◆ **WHAT IS BEING ASKED**: The result should be every line in the data below that carries the string "desc".

%%

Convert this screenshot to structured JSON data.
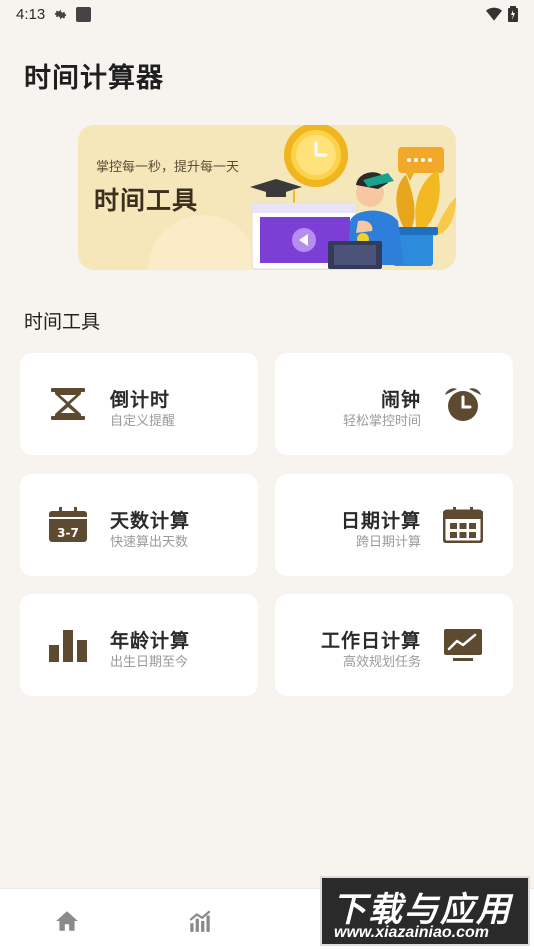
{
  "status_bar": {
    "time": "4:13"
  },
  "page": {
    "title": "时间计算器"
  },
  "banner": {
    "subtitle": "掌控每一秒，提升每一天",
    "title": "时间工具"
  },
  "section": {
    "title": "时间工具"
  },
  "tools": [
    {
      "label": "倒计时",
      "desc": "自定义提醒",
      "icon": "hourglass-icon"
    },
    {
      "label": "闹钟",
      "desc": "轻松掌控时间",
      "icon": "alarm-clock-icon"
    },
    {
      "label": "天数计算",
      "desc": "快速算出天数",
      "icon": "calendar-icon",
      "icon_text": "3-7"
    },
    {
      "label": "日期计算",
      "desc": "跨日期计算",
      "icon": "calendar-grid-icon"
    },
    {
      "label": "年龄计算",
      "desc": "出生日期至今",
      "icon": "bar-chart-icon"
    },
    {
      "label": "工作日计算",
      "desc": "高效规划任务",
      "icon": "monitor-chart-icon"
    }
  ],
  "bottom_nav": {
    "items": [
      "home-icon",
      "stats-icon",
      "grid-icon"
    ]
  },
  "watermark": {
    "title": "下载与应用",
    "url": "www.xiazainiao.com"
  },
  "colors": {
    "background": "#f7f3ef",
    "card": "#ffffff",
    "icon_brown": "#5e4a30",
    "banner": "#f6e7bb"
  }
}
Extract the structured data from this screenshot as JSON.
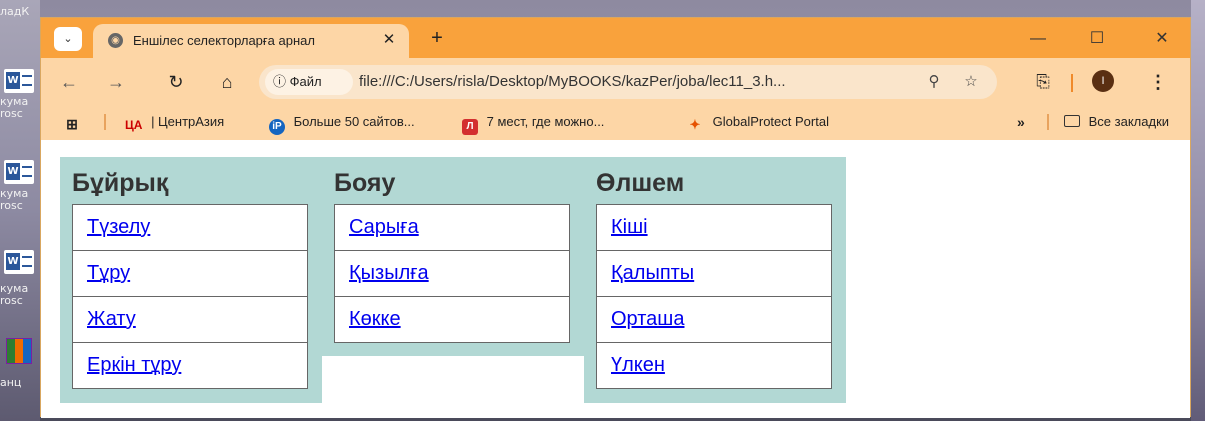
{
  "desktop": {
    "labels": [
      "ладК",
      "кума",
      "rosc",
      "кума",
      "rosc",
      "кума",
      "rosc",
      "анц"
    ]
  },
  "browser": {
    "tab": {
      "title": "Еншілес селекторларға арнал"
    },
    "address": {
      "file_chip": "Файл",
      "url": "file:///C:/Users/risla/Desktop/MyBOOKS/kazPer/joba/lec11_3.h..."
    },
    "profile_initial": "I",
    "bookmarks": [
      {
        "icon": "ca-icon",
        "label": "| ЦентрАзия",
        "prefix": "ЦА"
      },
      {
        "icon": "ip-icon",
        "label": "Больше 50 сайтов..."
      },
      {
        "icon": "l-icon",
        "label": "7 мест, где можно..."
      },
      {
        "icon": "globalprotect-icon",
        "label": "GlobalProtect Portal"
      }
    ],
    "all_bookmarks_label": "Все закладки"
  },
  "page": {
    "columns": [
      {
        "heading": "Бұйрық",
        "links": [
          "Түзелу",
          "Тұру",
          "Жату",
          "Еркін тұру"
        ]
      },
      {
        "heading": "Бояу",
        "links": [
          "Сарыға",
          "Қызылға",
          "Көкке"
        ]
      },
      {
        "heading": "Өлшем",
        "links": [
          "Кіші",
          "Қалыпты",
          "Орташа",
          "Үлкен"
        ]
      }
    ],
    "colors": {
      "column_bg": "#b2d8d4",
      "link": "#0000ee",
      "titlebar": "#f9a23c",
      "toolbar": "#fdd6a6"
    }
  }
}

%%

◆ **RESULT OF THE TASK**:
      "desc": "自定义提醒",
      "desc": "轻松掌控时间",
      "desc": "快速算出天数",
      "desc": "跨日期计算",
      "desc": "出生日期至今",
      "desc": "高效规划任务",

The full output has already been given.